According to The Oxford English Dictionary we can date this introduction of the "e" in the middle as starting in the 16th century and becoming the usual spelling after 1625.

The Rebutal
There are several possible grounds by which one might claim that Pollax is the correct spelling - let's examine them one at a time.

Poleaxe is an incorrect spelling
Any spelling listed in the Oxford English Dictionary is "correct". Poleaxe is spelled this way in the OED, so cannot be called incorrect.

Poleaxe is a modern spelling
The OED dates it back to the 16th century, and we've seen the "e" in the middle in a document from 1700, it is most definitely NOT a modern spelling

Poleaxe is an anachronstic spelling  - it post dates the period of the weapon
The weapon called the pollax/poleaxe was in use roughly from 1300-1700. Thus for nearly half this period "poleaxe" was a normal spelling, and it was the usual spelling for the last 75 years of this period.

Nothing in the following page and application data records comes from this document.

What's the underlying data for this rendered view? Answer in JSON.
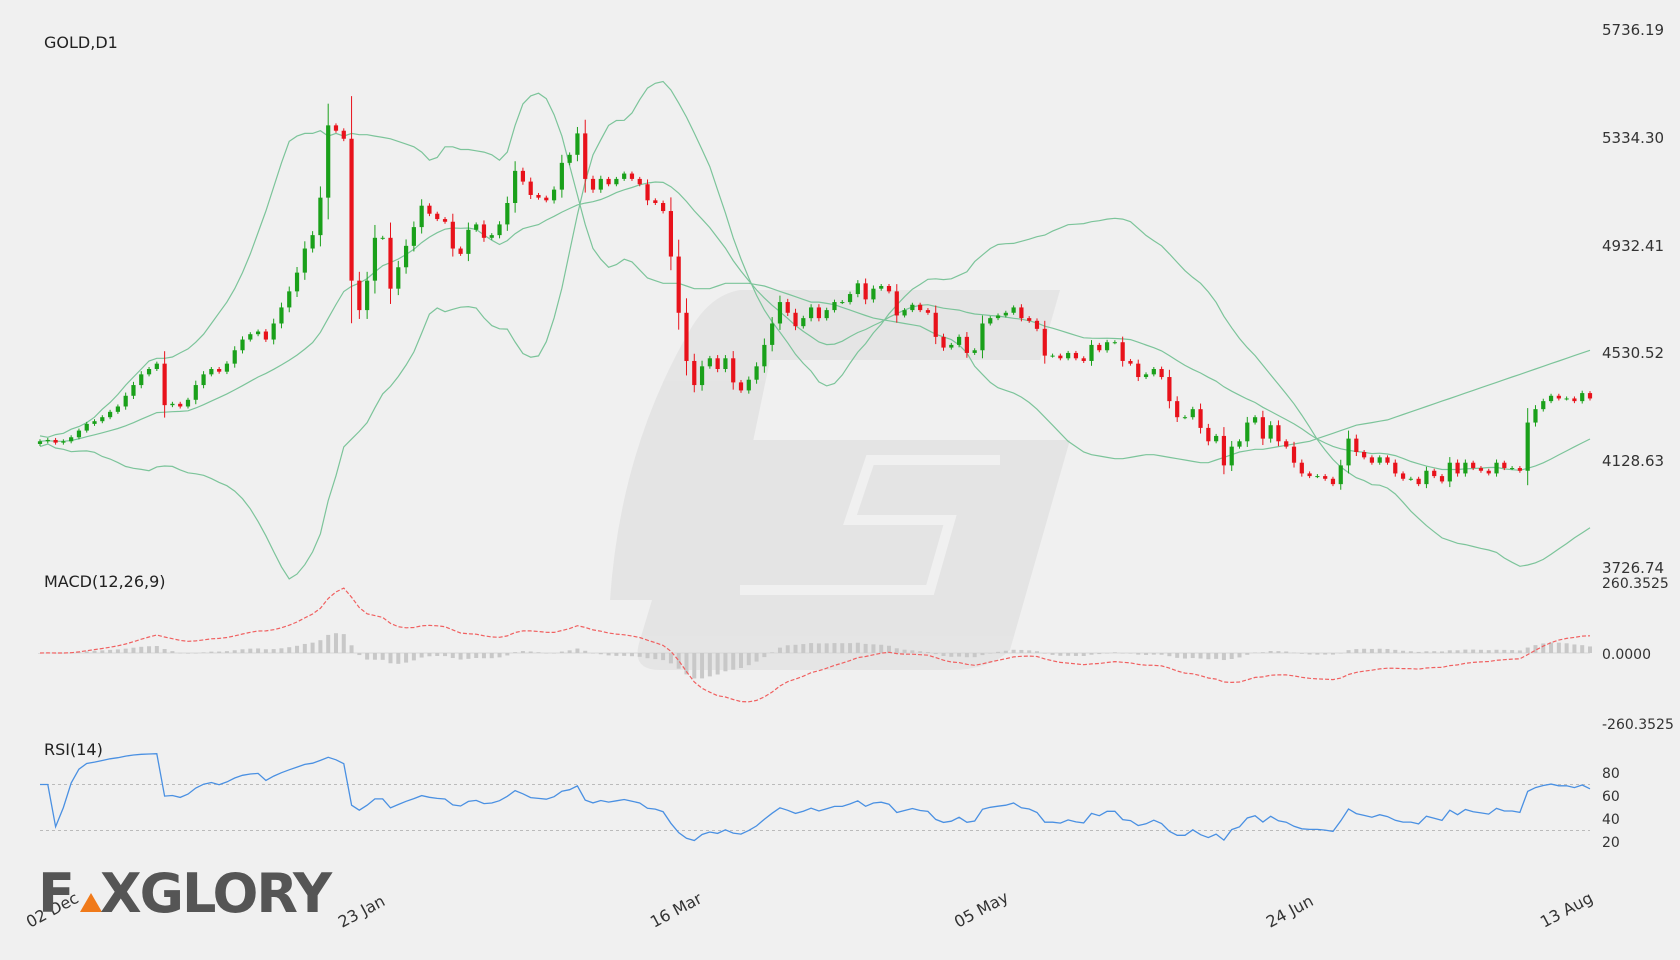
{
  "colors": {
    "bull": "#1aa01a",
    "bear": "#e8121b",
    "band": "#7cc49a",
    "macd_line": "#f06060",
    "macd_hist": "#c8c8c8",
    "rsi_line": "#4a90e2",
    "grid_dash": "#bbbbbb",
    "watermark": "#dddddd",
    "brand": "#555555",
    "brand_accent": "#f07a1a"
  },
  "price_panel": {
    "title": "GOLD,D1",
    "y_ticks": [
      "5736.19",
      "5334.30",
      "4932.41",
      "4530.52",
      "4128.63",
      "3726.74"
    ],
    "y_range": [
      3726.74,
      5736.19
    ]
  },
  "macd_panel": {
    "title": "MACD(12,26,9)",
    "y_ticks": [
      "260.3525",
      "0.0000",
      "-260.3525"
    ],
    "y_range": [
      -260.3525,
      260.3525
    ]
  },
  "rsi_panel": {
    "title": "RSI(14)",
    "y_ticks": [
      "80",
      "60",
      "40",
      "20"
    ],
    "levels": [
      70,
      30
    ]
  },
  "x_axis": {
    "labels": [
      "02 Dec",
      "23 Jan",
      "16 Mar",
      "05 May",
      "24 Jun",
      "13 Aug"
    ],
    "label_bar_index": [
      0,
      40,
      80,
      119,
      159,
      199
    ]
  },
  "brand": {
    "text_left": "F",
    "text_right": "XGLORY",
    "icon": "fxglory-logo-icon"
  },
  "watermark": {
    "icon": "fxglory-watermark-icon"
  },
  "chart_data": {
    "type": "candlestick",
    "symbol": "GOLD",
    "timeframe": "D1",
    "close": [
      4200,
      4205,
      4195,
      4200,
      4215,
      4240,
      4265,
      4275,
      4290,
      4310,
      4330,
      4370,
      4410,
      4450,
      4470,
      4490,
      4335,
      4340,
      4330,
      4355,
      4410,
      4450,
      4470,
      4460,
      4490,
      4540,
      4580,
      4600,
      4610,
      4580,
      4640,
      4700,
      4760,
      4830,
      4920,
      4970,
      5110,
      5380,
      5360,
      5330,
      4800,
      4690,
      4800,
      4960,
      4960,
      4770,
      4850,
      4930,
      5000,
      5080,
      5050,
      5030,
      5020,
      4920,
      4900,
      4990,
      5010,
      4960,
      4970,
      5010,
      5090,
      5210,
      5170,
      5120,
      5110,
      5100,
      5140,
      5240,
      5270,
      5350,
      5180,
      5140,
      5180,
      5160,
      5180,
      5200,
      5180,
      5160,
      5100,
      5090,
      5060,
      4890,
      4680,
      4500,
      4410,
      4480,
      4510,
      4470,
      4510,
      4420,
      4390,
      4430,
      4480,
      4560,
      4640,
      4720,
      4680,
      4630,
      4660,
      4700,
      4660,
      4690,
      4720,
      4720,
      4750,
      4790,
      4730,
      4770,
      4780,
      4760,
      4670,
      4690,
      4710,
      4690,
      4680,
      4590,
      4550,
      4560,
      4590,
      4530,
      4540,
      4640,
      4660,
      4670,
      4680,
      4700,
      4660,
      4650,
      4620,
      4520,
      4520,
      4510,
      4530,
      4510,
      4500,
      4560,
      4540,
      4570,
      4570,
      4500,
      4490,
      4440,
      4450,
      4470,
      4440,
      4350,
      4290,
      4290,
      4320,
      4250,
      4200,
      4220,
      4110,
      4180,
      4200,
      4270,
      4290,
      4210,
      4260,
      4200,
      4180,
      4120,
      4080,
      4070,
      4070,
      4060,
      4040,
      4110,
      4210,
      4160,
      4140,
      4120,
      4140,
      4120,
      4080,
      4060,
      4060,
      4040,
      4090,
      4070,
      4050,
      4120,
      4080,
      4120,
      4100,
      4090,
      4080,
      4120,
      4100,
      4100,
      4090,
      4270,
      4320,
      4350,
      4370,
      4360,
      4360,
      4350,
      4380,
      4360
    ],
    "bollinger_upper": [
      4220,
      4215,
      4225,
      4230,
      4245,
      4255,
      4270,
      4290,
      4320,
      4345,
      4375,
      4410,
      4440,
      4470,
      4500,
      4510,
      4510,
      4515,
      4530,
      4545,
      4570,
      4600,
      4640,
      4680,
      4720,
      4770,
      4830,
      4900,
      4980,
      5060,
      5150,
      5240,
      5320,
      5340,
      5350,
      5350,
      5360,
      5340,
      5350,
      5340,
      5350,
      5345,
      5345,
      5340,
      5335,
      5330,
      5320,
      5310,
      5300,
      5280,
      5250,
      5260,
      5300,
      5300,
      5290,
      5290,
      5285,
      5280,
      5270,
      5250,
      5280,
      5380,
      5460,
      5490,
      5500,
      5480,
      5420,
      5340,
      5230,
      5120,
      5010,
      4920,
      4880,
      4850,
      4860,
      4880,
      4870,
      4840,
      4810,
      4800,
      4790,
      4790,
      4790,
      4780,
      4770,
      4770,
      4770,
      4780,
      4790,
      4790,
      4790,
      4790,
      4785,
      4780,
      4770,
      4760,
      4750,
      4740,
      4730,
      4720,
      4720,
      4715,
      4710,
      4700,
      4690,
      4680,
      4670,
      4660,
      4655,
      4650,
      4645,
      4640,
      4635,
      4630,
      4615,
      4600,
      4590,
      4580,
      4560,
      4530,
      4480,
      4450,
      4420,
      4400,
      4390,
      4380,
      4365,
      4345,
      4320,
      4290,
      4260,
      4230,
      4200,
      4180,
      4160,
      4150,
      4145,
      4140,
      4135,
      4135,
      4140,
      4145,
      4150,
      4150,
      4145,
      4140,
      4135,
      4130,
      4125,
      4120,
      4120,
      4130,
      4140,
      4150,
      4160,
      4165,
      4170,
      4170,
      4175,
      4180,
      4185,
      4190,
      4195,
      4200,
      4210,
      4220,
      4230,
      4240,
      4250,
      4260,
      4265,
      4270,
      4275,
      4280,
      4290,
      4300,
      4310,
      4320,
      4330,
      4340,
      4350,
      4360,
      4370,
      4380,
      4390,
      4400,
      4410,
      4420,
      4430,
      4440,
      4450,
      4460,
      4470,
      4480,
      4490,
      4500,
      4510,
      4520,
      4530,
      4540
    ]
  }
}
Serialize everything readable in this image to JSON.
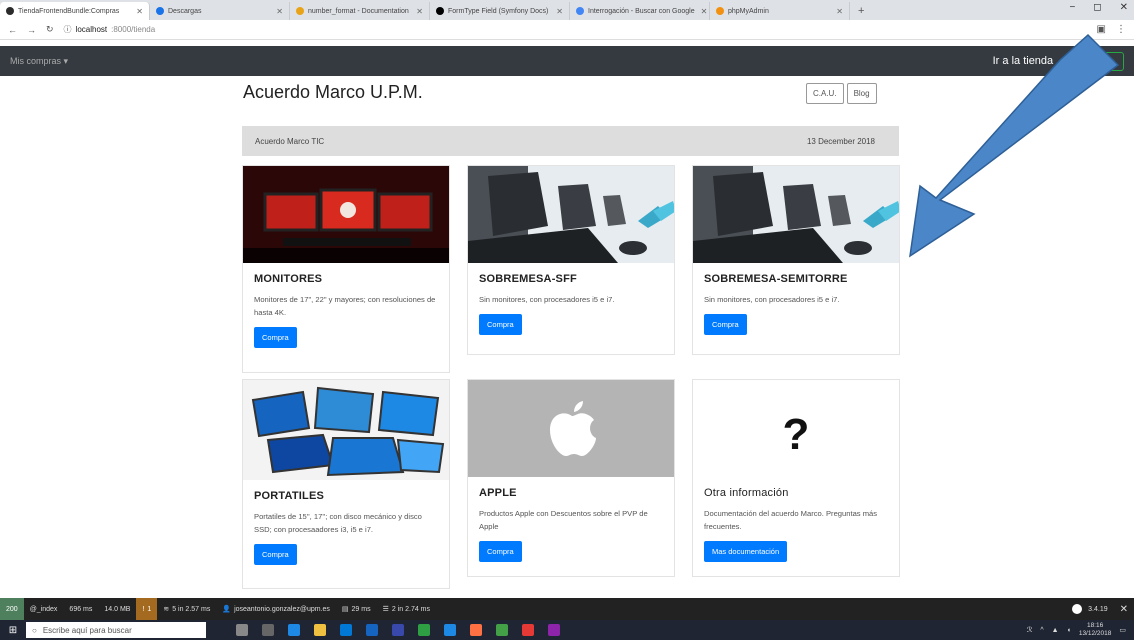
{
  "browser": {
    "tabs": [
      {
        "title": "TiendaFrontendBundle:Compras",
        "favicon_color": "#2b2b2b",
        "active": true
      },
      {
        "title": "Descargas",
        "favicon_color": "#1a73e8",
        "active": false
      },
      {
        "title": "number_format - Documentation",
        "favicon_color": "#e8a317",
        "active": false
      },
      {
        "title": "FormType Field (Symfony Docs)",
        "favicon_color": "#000000",
        "active": false
      },
      {
        "title": "Interrogación - Buscar con Google",
        "favicon_color": "#4285f4",
        "active": false
      },
      {
        "title": "phpMyAdmin",
        "favicon_color": "#f29111",
        "active": false
      }
    ],
    "url_host": "localhost",
    "url_path": ":8000/tienda"
  },
  "navbar": {
    "dropdown_label": "Mis compras ▾",
    "shop_label": "Ir a la tienda",
    "login_label": "sesión"
  },
  "page": {
    "title": "Acuerdo Marco U.P.M.",
    "cau_label": "C.A.U.",
    "blog_label": "Blog",
    "bar_left": "Acuerdo Marco TIC",
    "bar_right": "13 December 2018"
  },
  "cards": [
    {
      "title": "MONITORES",
      "text": "Monitores de 17\", 22\" y mayores; con resoluciones de hasta 4K.",
      "button": "Compra"
    },
    {
      "title": "SOBREMESA-SFF",
      "text": "Sin monitores, con procesadores i5 e i7.",
      "button": "Compra"
    },
    {
      "title": "SOBREMESA-SEMITORRE",
      "text": "Sin monitores, con procesadores i5 e i7.",
      "button": "Compra"
    },
    {
      "title": "PORTATILES",
      "text": "Portatiles de 15'', 17''; con disco mecánico y disco SSD; con procesaadores i3, i5 e i7.",
      "button": "Compra"
    },
    {
      "title": "APPLE",
      "text": "Productos Apple con Descuentos sobre el PVP de Apple",
      "button": "Compra"
    },
    {
      "title": "Otra información",
      "text": "Documentación del acuerdo Marco. Preguntas más frecuentes.",
      "button": "Mas documentación",
      "symbol": "?"
    }
  ],
  "debug": {
    "status": "200",
    "route": "@_index",
    "time": "696 ms",
    "memory": "14.0 MB",
    "errors": "1",
    "cache": "5 in 2.57 ms",
    "user": "joseantonio.gonzalez@upm.es",
    "twig": "29 ms",
    "db": "2 in 2.74 ms",
    "version": "3.4.19"
  },
  "taskbar": {
    "search_placeholder": "Escribe aquí para buscar",
    "time": "18:16",
    "date": "13/12/2018"
  },
  "colors": {
    "navbar": "#343a40",
    "primary": "#007bff",
    "arrow": "#4a86c8"
  }
}
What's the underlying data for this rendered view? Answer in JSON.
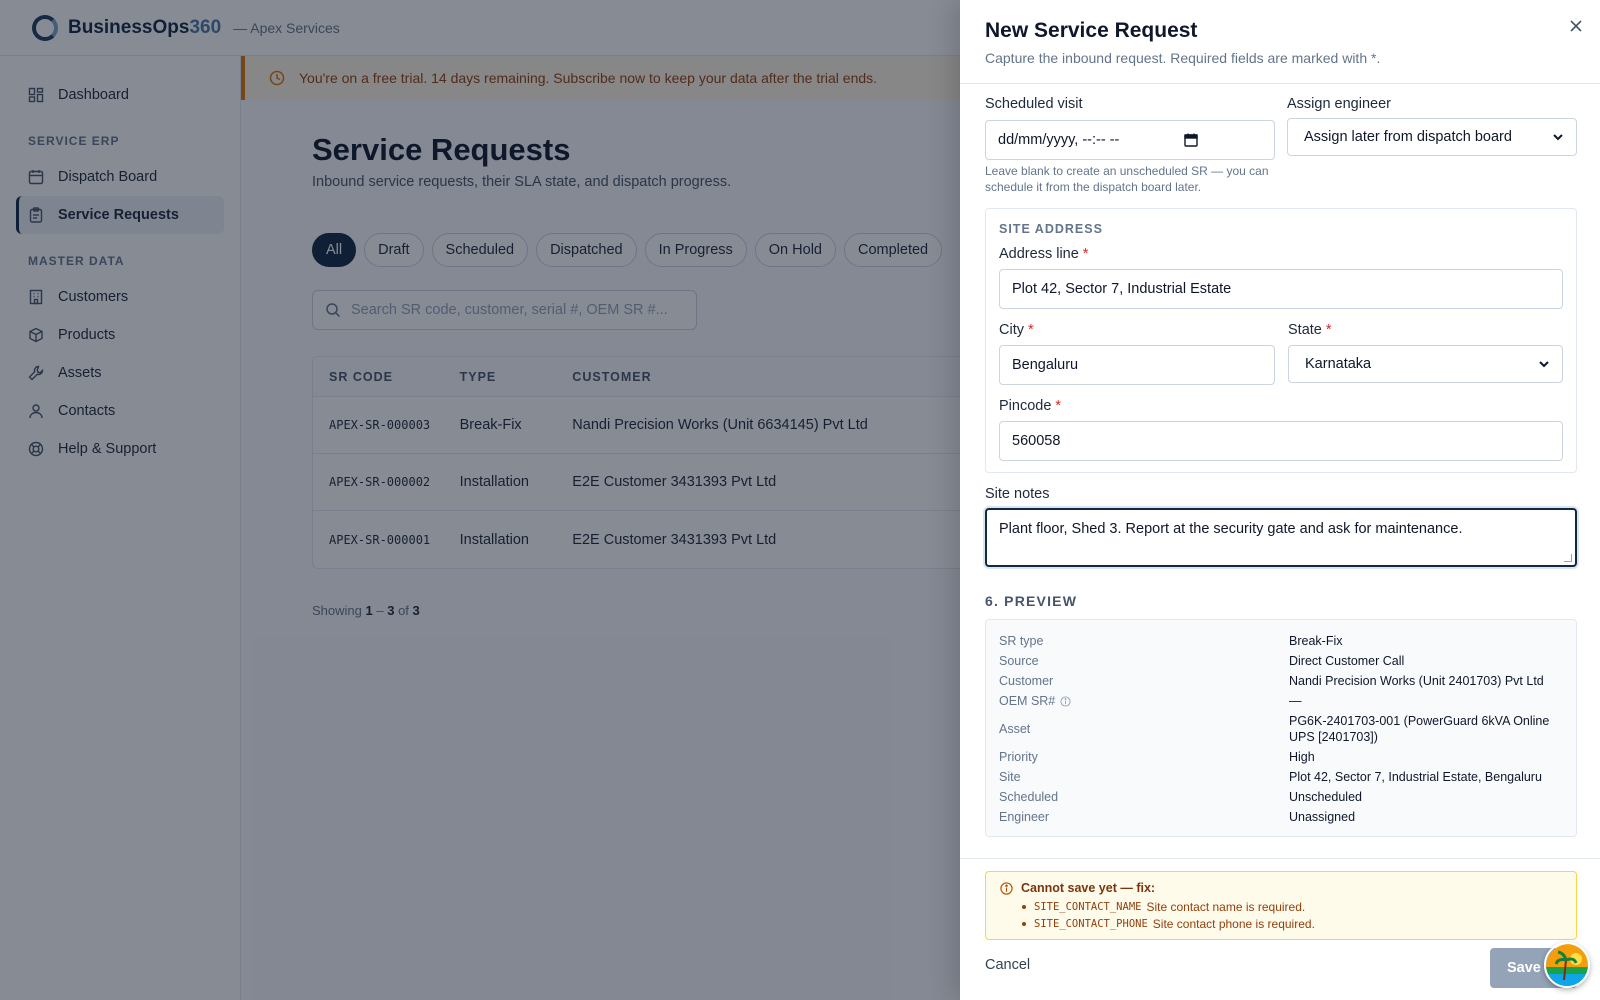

Pollax is the original spelling, and therefore correct
By this argument we should use "knyf" for knife. We cannot replace English spellings with those from Middle English.

Poleaxe is etymologically incorrect and misleading
Many words are equally so. "Shamefaced" is a corruption, it comes from Middle English scamfæst, which is scam ("shame") + fæst ("fast"). So it *should* be shamefast. The change from "fast" to "faced" changes the meaning to imply showing guilt on the face. This does not mean we should change the meaning of Shamefaced in the dictionary to match the old meaning, nor should we change its spelling.

So it will be Poleaxe in Explore ;-)